Is there such a thing as a musical coincidence when you talk about music all the time? Probably not, but then it was damn weird when my songwriting teacher brought up Glen Campbell's Wichita Lineman in class some time ago. My friend and I had only been talking about that song the night before and I don't believe I've ever talked about that song with anyone, ever.
The class analysed the imagery of the lyrics: lonely image of a heartbroken man, working on the telegraph poles, longing for love and a vacation. We dwelled on the lines, "And I need you more than I want you and I want you for all time..." Some classmates felt put off by the expression, dismissing it as easy and simplistic, yet I felt drawn to it for some reason.

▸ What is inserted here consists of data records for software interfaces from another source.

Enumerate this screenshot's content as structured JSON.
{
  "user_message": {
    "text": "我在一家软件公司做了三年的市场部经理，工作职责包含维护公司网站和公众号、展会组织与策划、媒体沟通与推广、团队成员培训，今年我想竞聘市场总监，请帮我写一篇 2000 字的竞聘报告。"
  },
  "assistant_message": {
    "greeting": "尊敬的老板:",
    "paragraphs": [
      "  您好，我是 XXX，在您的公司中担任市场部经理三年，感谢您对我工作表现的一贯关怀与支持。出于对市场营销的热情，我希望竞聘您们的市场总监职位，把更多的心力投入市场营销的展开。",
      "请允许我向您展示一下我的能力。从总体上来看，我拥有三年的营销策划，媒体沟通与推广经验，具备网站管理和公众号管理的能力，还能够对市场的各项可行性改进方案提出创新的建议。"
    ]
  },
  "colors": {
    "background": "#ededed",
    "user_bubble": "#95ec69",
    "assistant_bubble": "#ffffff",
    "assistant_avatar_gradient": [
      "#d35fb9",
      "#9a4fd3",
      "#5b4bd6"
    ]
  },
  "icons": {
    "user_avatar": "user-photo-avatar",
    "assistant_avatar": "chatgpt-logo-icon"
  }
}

It reminded me Craig Schuftan and his writing on pop, how desire and want is at the centre of pop lyricism. Even now, to vaguely recall pop titles like I Want to Hold Your Hand, I Only Want to be With You or I Want to be Your Dog reflect an adolescent kind of yearning that could be easily dismissed. To want a thing in pop is to echo a frustration but also a very physical desire.
The sentiment of want can be compared with that of need. It's a similar kind of thing, but you feel that there is greater sense of urgency involved: Need You Tonight, I Need You, All I Need is You, Saying that, the insistent quality of need tends to come across as a desperate, trumped up hypberole. It's saying that you need another person in order to exist and that is a bit absurd.
For the practising pop songwriter, to choose between want and need in a lyric is embarrassing. Perhaps these are overused pop cliches or else they denote an overblown sense of devotion that borders on insincere. Saying that, it is still these kinds of lyrics which ring in our ear when we consider expressions of desire in pop. They're simplistic things but they provide a shortform way to articulate love and lust.
It's convenient thing, especially when you stumble upon a line you love. You can say: "It's us."